A California native recalls coming-of-age in the 1960s, the deaths of her parents and her Muslim ex-husband, and many travels in this debut memoir.
Baldwin was born into privilege, the daughter of a handsome, well-known architect with a showpiece home in a Southern California beach community. She details how this idyllic existence soon disintegrated, however, in part due to her father’s drinking and infidelity. She and her sister then lived with their mother in Palm Springs but also regularly visited their bon vivant father, remarried to another heavy drinker with her own children. Baldwin’s stepsister committed suicide, a shocking event that contributed to Baldwin’s entering an early marriage with the son of a wealthy family. The young couple hit the road in a Volkswagen Bus, delving into psychedelic drugs and other 1960s happenings in Haight-Ashbury, Guadalajara, and elsewhere. The marriage eventually dissolved, leaving Baldwin to raise her son alone. At this halfway point of the memoir, Baldwin skips ahead 40 years and writes about the deaths of her parents and her ex, rewinding to previous events in between, including when Baldwin moved to Mexico. She stayed in touch with her ex while continuing to live an itinerant existence, including in Morocco, and ultimately converted to Islam. Baldwin remembers her stepsister again near the end of her memoir, as well as others she lost, noting, “And in the imaginary landscape of memory and projection, all the ghosts dance free.” Baldwin’s beautifully observed memoir captures the early 1960s spirit: “we were the nation’s children, swallowing power chemicals to discover ancient roots. We crawled from the sea as single-celled organisms and witnessed the birth of complexity.” She also provides touching tableaux of dealing with death and accepting the flaws of loved ones. This impressionistic memoir skims over some potentially interesting subjects, with little detail provided about Baldwin’s second marriage or her financial situation, which apparently allowed for continued travels around the world.

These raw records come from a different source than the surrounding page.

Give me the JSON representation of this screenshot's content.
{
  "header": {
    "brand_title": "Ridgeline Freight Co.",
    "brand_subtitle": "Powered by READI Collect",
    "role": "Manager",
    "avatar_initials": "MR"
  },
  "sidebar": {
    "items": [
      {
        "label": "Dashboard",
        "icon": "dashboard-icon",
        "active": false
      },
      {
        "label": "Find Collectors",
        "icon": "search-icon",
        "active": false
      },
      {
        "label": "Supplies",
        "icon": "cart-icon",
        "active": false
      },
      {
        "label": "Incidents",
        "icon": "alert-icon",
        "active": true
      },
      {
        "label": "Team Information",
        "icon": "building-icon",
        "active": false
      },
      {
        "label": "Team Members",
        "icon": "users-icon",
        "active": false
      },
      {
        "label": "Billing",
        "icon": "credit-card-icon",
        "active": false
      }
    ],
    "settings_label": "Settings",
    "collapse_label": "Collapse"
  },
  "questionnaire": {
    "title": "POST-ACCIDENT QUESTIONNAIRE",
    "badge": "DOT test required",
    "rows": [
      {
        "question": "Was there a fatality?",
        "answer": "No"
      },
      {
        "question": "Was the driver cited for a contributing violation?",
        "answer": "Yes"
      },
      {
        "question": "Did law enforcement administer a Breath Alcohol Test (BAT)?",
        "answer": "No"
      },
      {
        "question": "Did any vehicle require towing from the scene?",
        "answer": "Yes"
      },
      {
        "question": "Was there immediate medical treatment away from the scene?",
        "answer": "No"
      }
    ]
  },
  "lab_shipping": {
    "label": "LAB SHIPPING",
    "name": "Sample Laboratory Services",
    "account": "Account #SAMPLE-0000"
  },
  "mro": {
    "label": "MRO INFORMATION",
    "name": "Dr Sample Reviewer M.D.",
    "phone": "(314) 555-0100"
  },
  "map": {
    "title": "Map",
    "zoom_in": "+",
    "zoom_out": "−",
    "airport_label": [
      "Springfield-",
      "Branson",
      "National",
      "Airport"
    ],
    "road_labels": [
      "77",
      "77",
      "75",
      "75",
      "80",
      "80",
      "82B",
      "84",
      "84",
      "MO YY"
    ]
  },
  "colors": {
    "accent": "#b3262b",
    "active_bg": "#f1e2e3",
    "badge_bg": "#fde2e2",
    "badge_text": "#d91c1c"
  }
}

Overall, however, it’s an evocative, memorable memoir.
A striking, sensitive record of voyages and acceptance.